Likewise, telling people that they’ll get a job if they think positive thoughts, as opposed to getting them to upgrade or learn new skills for an evolving job market helps absolutely nobody except the life coaches bilking money out of those who can least afford it.

Personally, I find an awful lot of positive good in cynical pragmatism. Look at what can go wrong and prepare for it. Buy insurance, keep a savings account. Constantly assess how you can improve your skills, or the world around you, or something about yourself. That doesn’t mean being self-critical, or depressed. But be honest with yourself about what you can achieve. And take concrete steps (instead of just dreaming and wishing) to make it happen.

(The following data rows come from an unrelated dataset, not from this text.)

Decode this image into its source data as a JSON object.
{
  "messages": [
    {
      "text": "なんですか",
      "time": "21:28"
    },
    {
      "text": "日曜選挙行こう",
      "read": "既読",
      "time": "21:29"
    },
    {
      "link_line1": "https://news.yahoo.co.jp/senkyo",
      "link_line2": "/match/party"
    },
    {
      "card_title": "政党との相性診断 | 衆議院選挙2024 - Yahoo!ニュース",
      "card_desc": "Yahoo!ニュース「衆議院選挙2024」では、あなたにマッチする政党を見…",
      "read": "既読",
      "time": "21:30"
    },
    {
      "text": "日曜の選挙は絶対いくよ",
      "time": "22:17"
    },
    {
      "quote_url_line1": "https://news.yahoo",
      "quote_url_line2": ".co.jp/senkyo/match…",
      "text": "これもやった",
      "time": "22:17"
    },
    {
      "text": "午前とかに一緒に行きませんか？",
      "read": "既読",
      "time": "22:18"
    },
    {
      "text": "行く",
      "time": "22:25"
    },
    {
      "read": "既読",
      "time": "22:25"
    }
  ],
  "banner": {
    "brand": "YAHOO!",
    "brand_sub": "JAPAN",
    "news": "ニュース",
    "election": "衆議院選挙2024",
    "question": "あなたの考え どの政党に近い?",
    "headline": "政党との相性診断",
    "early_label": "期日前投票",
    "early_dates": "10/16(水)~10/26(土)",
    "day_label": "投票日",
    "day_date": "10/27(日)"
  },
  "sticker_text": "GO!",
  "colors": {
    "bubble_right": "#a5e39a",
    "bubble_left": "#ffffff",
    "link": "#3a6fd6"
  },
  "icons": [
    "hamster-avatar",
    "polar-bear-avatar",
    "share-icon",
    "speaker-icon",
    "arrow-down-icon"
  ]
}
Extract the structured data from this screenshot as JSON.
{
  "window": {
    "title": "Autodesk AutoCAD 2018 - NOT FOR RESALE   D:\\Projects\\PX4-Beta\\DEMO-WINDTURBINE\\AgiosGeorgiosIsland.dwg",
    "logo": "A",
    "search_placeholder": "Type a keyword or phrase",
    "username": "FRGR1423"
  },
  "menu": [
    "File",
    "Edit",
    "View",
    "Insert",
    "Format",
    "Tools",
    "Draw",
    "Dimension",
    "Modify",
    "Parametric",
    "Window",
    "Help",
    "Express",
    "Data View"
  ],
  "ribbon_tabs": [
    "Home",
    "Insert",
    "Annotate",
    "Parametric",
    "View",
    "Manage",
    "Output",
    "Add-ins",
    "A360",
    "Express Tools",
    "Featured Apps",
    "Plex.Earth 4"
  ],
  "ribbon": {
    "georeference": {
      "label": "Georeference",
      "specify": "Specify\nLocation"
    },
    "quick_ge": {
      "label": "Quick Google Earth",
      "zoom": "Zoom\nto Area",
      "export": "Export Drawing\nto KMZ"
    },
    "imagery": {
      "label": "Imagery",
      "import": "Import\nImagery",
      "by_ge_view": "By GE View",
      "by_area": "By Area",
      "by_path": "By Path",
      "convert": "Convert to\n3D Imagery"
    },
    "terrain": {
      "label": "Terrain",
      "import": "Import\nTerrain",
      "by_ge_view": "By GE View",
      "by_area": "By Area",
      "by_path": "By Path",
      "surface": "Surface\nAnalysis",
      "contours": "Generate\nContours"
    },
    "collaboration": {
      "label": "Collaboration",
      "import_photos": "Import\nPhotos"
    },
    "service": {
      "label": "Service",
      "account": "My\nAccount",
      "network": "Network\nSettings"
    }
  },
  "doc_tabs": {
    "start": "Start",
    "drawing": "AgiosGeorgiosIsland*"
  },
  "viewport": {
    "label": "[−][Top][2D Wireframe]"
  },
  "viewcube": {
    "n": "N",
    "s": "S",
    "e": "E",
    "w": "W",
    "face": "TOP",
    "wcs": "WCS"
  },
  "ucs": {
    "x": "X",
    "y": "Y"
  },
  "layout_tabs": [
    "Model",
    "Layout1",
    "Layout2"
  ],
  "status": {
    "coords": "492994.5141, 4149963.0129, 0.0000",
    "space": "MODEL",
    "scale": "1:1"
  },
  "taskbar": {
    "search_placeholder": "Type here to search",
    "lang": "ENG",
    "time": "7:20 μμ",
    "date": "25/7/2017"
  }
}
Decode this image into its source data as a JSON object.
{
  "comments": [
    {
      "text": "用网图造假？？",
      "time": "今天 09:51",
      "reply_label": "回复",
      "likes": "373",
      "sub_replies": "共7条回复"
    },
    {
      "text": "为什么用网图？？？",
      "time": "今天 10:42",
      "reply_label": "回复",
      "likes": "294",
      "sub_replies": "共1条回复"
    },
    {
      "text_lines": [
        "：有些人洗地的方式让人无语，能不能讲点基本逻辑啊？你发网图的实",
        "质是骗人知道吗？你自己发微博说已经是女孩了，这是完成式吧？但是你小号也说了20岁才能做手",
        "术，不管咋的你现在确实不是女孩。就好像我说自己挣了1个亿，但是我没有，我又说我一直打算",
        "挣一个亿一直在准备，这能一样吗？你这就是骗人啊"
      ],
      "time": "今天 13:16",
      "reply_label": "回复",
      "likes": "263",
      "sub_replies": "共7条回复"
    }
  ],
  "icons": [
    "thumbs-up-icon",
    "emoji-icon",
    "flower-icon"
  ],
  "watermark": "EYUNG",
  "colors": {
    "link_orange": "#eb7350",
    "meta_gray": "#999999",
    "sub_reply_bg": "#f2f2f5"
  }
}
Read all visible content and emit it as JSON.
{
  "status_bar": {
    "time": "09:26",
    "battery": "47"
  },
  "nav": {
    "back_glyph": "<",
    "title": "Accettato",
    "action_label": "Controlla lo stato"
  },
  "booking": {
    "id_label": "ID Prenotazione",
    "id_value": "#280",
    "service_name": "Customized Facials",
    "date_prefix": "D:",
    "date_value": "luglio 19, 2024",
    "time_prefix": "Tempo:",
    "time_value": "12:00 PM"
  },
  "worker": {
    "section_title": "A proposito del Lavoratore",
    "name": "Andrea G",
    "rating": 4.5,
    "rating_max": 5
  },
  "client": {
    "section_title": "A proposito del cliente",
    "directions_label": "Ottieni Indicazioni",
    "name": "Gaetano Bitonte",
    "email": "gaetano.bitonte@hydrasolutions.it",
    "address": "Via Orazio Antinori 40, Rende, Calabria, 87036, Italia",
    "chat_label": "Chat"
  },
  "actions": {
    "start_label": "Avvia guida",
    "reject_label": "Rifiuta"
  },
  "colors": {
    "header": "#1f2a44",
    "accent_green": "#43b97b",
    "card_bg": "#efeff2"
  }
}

And especially allow yourself to feel angry. If directed properly, there’s a lot of power in rage and anger. It can certainly accomplish more than hoping for the best, or worse, prayer in which you expect some higher power to give you what you want.

I’m not against being positive – certainly, it’s human nature to want good things to hope for positive outcomes, or to want to be well and healthy. But investing our energy only in positive thought, by expecting that good things will come to us simply for the sole reason that we want them, is illogical. And I can only assume that, on the rare occasion when, coincidentally, something positive happens after someone expresses positive thoughts, the “get” can’t be nearly as satisfying as if you’ve genuinely worked for it. Directing your energy into positive action seems like it would be a much more powerful and satisfying endeavour than buying a pink teddy bear.

By all means, think positive thoughts, and hope for the best. But only if you put some action where your prayers are and make an effort to achieve that goal on your own.